Bortoleto‘s been the surprise package of a wonderfully unpredictable F3 season, he didn’t come in with much hype or any headline results behind him, but you certainly don’t win a rookie title by accident.
The thing that stands out most watching the Brazilian is how calm and controlled he always appears in the cockpit – you don’t see him making rash divebombs because he’s had the speed all season and just places his Trident exactly where it needed to be.
Bortoleto won the championship in slightly anti-climatic circumstances, his rivals needed to take the pole position bonus points to deny him and the session was abandoned under red flag while the Brazilian sat in the pitlane waiting for a restart, but he won’t care.
Not affiliated with any F1 teams as of yet, they’re set to fight it out to bring Bortoleto into their driver academy, he’s a protege of Alonso and it’ll be exciting to see how he fares in F2 next season.
Loser: Logan Sargeant
If anything, Williams‘ upturn in form has been a negative for Sargeant – he’s yet to record a points finish but the gulf to his teammate looks ever-starker when Albon‘s recording back-to-back Q3 appearances and points finishes.
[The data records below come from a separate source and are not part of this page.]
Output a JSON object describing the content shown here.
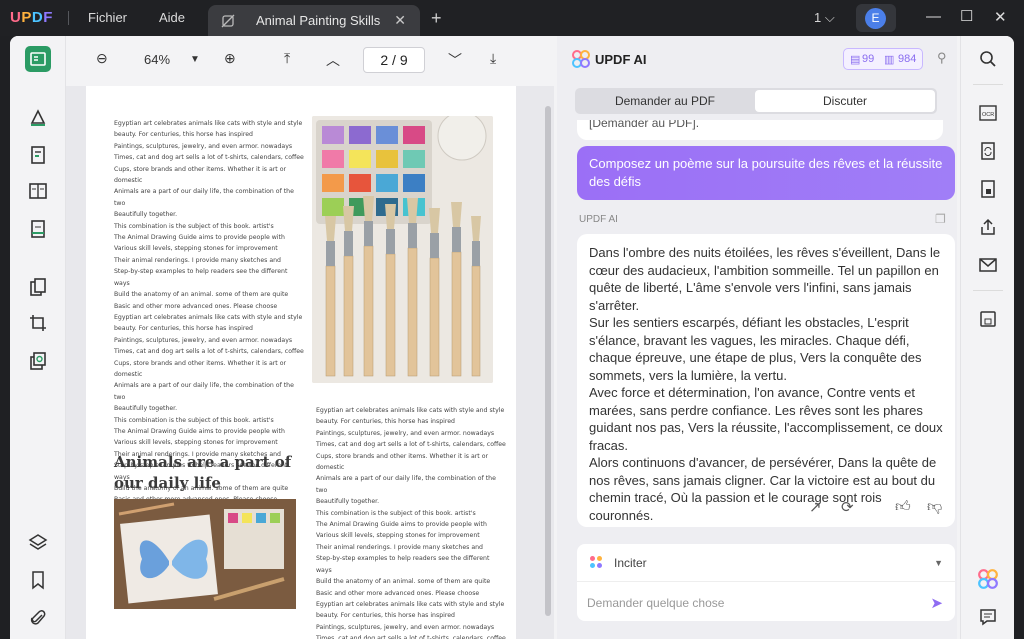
{
  "titlebar": {
    "menu": [
      "Fichier",
      "Aide"
    ],
    "tab_title": "Animal Painting Skills",
    "page_count": "1",
    "avatar_letter": "E"
  },
  "toolbar": {
    "zoom": "64%",
    "current_page": "2",
    "total_pages": "9",
    "page_sep": "/"
  },
  "pdf": {
    "paragraph": [
      "Egyptian art celebrates animals like cats with style and style",
      "beauty. For centuries, this horse has inspired",
      "Paintings, sculptures, jewelry, and even armor. nowadays",
      "Times, cat and dog art sells a lot of t-shirts, calendars, coffee",
      "Cups, store brands and other items. Whether it is art or domestic",
      "Animals are a part of our daily life, the combination of the two",
      "Beautifully together.",
      "This combination is the subject of this book. artist's",
      "The Animal Drawing Guide aims to provide people with",
      "Various skill levels, stepping stones for improvement",
      "Their animal renderings. I provide many sketches and",
      "Step-by-step examples to help readers see the different ways",
      "Build the anatomy of an animal. some of them are quite",
      "Basic and other more advanced ones. Please choose"
    ],
    "left_column": [
      "Egyptian art celebrates animals like cats with style and style",
      "beauty. For centuries, this horse has inspired",
      "Paintings, sculptures, jewelry, and even armor. nowadays",
      "Times, cat and dog art sells a lot of t-shirts, calendars, coffee",
      "Cups, store brands and other items. Whether it is art or domestic",
      "Animals are a part of our daily life, the combination of the two",
      "Beautifully together.",
      "This combination is the subject of this book. artist's",
      "The Animal Drawing Guide aims to provide people with",
      "Various skill levels, stepping stones for improvement",
      "Their animal renderings. I provide many sketches and",
      "Step-by-step examples to help readers see the different ways",
      "Build the anatomy of an animal. some of them are quite",
      "Basic and other more advanced ones. Please choose",
      "Egyptian art celebrates animals like cats with style and style",
      "beauty. For centuries, this horse has inspired",
      "Paintings, sculptures, jewelry, and even armor. nowadays",
      "Times, cat and dog art sells a lot of t-shirts, calendars, coffee",
      "Cups, store brands and other items. Whether it is art or domestic",
      "Animals are a part of our daily life, the combination of the two",
      "Beautifully together.",
      "This combination is the subject of this book. artist's",
      "The Animal Drawing Guide aims to provide people with",
      "Various skill levels, stepping stones for improvement",
      "Their animal renderings. I provide many sketches and",
      "Step-by-step examples to help readers see the different ways",
      "Build the anatomy of an animal. some of them are quite",
      "Basic and other more advanced ones. Please choose"
    ],
    "heading_line1": "Animals are a part of",
    "heading_line2": "our daily life",
    "right_column": [
      "Egyptian art celebrates animals like cats with style and style",
      "beauty. For centuries, this horse has inspired",
      "Paintings, sculptures, jewelry, and even armor. nowadays",
      "Times, cat and dog art sells a lot of t-shirts, calendars, coffee",
      "Cups, store brands and other items. Whether it is art or domestic",
      "Animals are a part of our daily life, the combination of the two",
      "Beautifully together.",
      "This combination is the subject of this book. artist's",
      "The Animal Drawing Guide aims to provide people with",
      "Various skill levels, stepping stones for improvement",
      "Their animal renderings. I provide many sketches and",
      "Step-by-step examples to help readers see the different ways",
      "Build the anatomy of an animal. some of them are quite",
      "Basic and other more advanced ones. Please choose",
      "Egyptian art celebrates animals like cats with style and style",
      "beauty. For centuries, this horse has inspired",
      "Paintings, sculptures, jewelry, and even armor. nowadays",
      "Times, cat and dog art sells a lot of t-shirts, calendars, coffee",
      "Cups, store brands and other items. Whether it is art or domestic"
    ]
  },
  "ai": {
    "title": "UPDF AI",
    "credits_a": "99",
    "credits_b": "984",
    "tab_pdf": "Demander au PDF",
    "tab_chat": "Discuter",
    "prev_text": "[Demander au PDF].",
    "user_message": "Composez un poème sur la poursuite des rêves et la réussite des défis",
    "ai_label": "UPDF AI",
    "answer": "Dans l'ombre des nuits étoilées, les rêves s'éveillent, Dans le cœur des audacieux, l'ambition sommeille. Tel un papillon en quête de liberté, L'âme s'envole vers l'infini, sans jamais s'arrêter.\nSur les sentiers escarpés, défiant les obstacles, L'esprit s'élance, bravant les vagues, les miracles. Chaque défi, chaque épreuve, une étape de plus, Vers la conquête des sommets, vers la lumière, la vertu.\nAvec force et détermination, l'on avance, Contre vents et marées, sans perdre confiance. Les rêves sont les phares guidant nos pas, Vers la réussite, l'accomplissement, ce doux fracas.\nAlors continuons d'avancer, de persévérer, Dans la quête de nos rêves, sans jamais cligner. Car la victoire est au bout du chemin tracé, Où la passion et le courage sont rois couronnés.",
    "prompt_label": "Inciter",
    "input_placeholder": "Demander quelque chose"
  },
  "colors": {
    "accent_green": "#2b9b64",
    "accent_purple": "#9b6ff6"
  }
}
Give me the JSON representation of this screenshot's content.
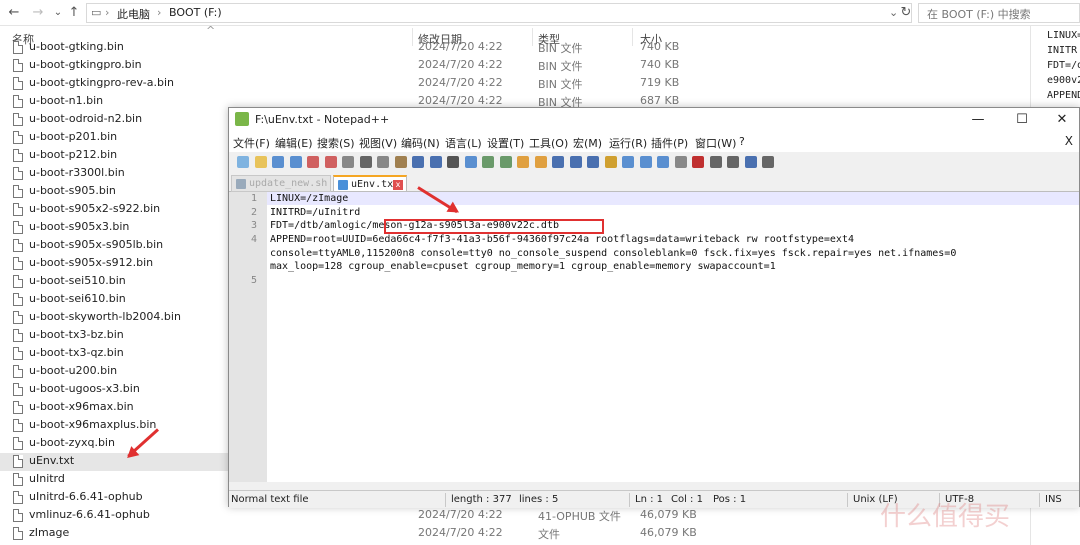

Coming off a more positive weekend in Zandvoort, despite Sargeant hitting the wall twice, Monza looked a great opportunity on paper for the American. A simple circuit where Sargeant‘s raced five times in the last five years and one that’s very well suited to the FW43.
Brought onto the F1 grid a year ahead of schedule, this was always going to be a developmental year for Sargeant but he doesn’t seem to be getting any closer to Albon.
He couldn’t get anything out of the medium or soft tyres but was still over a quarter of a second behind Albon in Q1, and to be last in Q2 with his teammate in the top five will be worrying. And it won’t get any easier with Singapore coming up next…
Winner: Max Verstappen
Did you think we’d forgotten him? It speaks volumes that despite a conscious effort not to include Verstappen in this series every week in the interest of keeping it somewhat interesting and varied, he’s still featured as a winner more times than any other driver.
Reporters all around the world are scraping the bottom of their thesauruses looking for new ways to describe Verstappen‘s current mastery of F1, but maybe that’s too complicated.
In a sport often characterised by dominance, Verstappen‘s done what Hamilton, Schumacher, Senna, Prost, Clark or Fangio couldn’t. Doesn’t that say enough?